- Opening Delimiter -

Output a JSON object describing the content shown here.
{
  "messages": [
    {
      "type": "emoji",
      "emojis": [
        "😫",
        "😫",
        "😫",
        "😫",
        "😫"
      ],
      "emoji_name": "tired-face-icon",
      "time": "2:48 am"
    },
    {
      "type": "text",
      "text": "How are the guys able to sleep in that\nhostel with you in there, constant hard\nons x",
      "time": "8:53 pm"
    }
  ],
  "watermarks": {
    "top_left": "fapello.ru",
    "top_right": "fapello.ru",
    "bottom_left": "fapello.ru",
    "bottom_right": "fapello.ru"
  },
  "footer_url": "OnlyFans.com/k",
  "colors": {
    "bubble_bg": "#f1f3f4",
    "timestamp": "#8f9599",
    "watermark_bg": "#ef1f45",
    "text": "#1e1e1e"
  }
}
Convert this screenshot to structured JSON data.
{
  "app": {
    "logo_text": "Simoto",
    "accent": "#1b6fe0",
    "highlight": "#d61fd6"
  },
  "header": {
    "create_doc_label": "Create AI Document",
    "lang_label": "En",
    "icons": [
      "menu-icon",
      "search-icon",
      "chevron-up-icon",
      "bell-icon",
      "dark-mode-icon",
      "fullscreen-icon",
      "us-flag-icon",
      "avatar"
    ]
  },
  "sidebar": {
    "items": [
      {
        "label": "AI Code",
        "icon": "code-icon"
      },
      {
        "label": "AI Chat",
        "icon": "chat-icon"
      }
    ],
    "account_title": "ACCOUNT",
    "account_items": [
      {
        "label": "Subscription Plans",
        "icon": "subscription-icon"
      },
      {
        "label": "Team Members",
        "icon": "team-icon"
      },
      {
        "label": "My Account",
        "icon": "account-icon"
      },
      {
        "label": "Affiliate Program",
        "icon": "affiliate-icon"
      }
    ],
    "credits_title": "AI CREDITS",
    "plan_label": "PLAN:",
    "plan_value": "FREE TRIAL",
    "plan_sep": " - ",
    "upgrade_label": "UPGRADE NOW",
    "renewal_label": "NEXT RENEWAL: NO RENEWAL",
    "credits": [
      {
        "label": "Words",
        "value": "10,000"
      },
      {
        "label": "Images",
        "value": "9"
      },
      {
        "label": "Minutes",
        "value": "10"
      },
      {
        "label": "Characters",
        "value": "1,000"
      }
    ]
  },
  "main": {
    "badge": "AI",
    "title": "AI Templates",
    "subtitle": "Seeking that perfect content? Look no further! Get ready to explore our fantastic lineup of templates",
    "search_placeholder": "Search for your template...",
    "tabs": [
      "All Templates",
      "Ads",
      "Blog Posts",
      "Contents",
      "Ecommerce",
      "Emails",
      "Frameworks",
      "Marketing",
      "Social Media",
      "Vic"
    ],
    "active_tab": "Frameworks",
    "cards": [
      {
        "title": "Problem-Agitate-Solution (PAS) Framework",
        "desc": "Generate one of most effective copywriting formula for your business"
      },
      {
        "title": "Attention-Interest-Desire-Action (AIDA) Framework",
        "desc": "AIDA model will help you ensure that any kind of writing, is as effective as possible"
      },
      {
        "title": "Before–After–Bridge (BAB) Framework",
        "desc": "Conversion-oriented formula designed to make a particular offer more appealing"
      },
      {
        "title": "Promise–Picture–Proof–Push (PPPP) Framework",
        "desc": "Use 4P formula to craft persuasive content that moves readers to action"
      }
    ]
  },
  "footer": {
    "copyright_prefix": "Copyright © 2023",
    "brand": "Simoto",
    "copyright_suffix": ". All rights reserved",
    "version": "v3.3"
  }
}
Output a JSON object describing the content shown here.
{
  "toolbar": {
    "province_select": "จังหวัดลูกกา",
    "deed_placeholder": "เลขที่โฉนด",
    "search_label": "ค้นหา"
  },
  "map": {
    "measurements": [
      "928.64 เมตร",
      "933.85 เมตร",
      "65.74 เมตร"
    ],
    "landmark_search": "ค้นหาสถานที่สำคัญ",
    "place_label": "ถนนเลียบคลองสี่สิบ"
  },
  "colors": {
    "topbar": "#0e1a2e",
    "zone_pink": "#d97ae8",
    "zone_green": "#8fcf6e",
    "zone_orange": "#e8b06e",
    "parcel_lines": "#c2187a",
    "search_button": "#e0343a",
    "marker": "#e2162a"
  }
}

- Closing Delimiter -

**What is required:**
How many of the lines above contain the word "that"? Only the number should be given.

**Task answer:**
4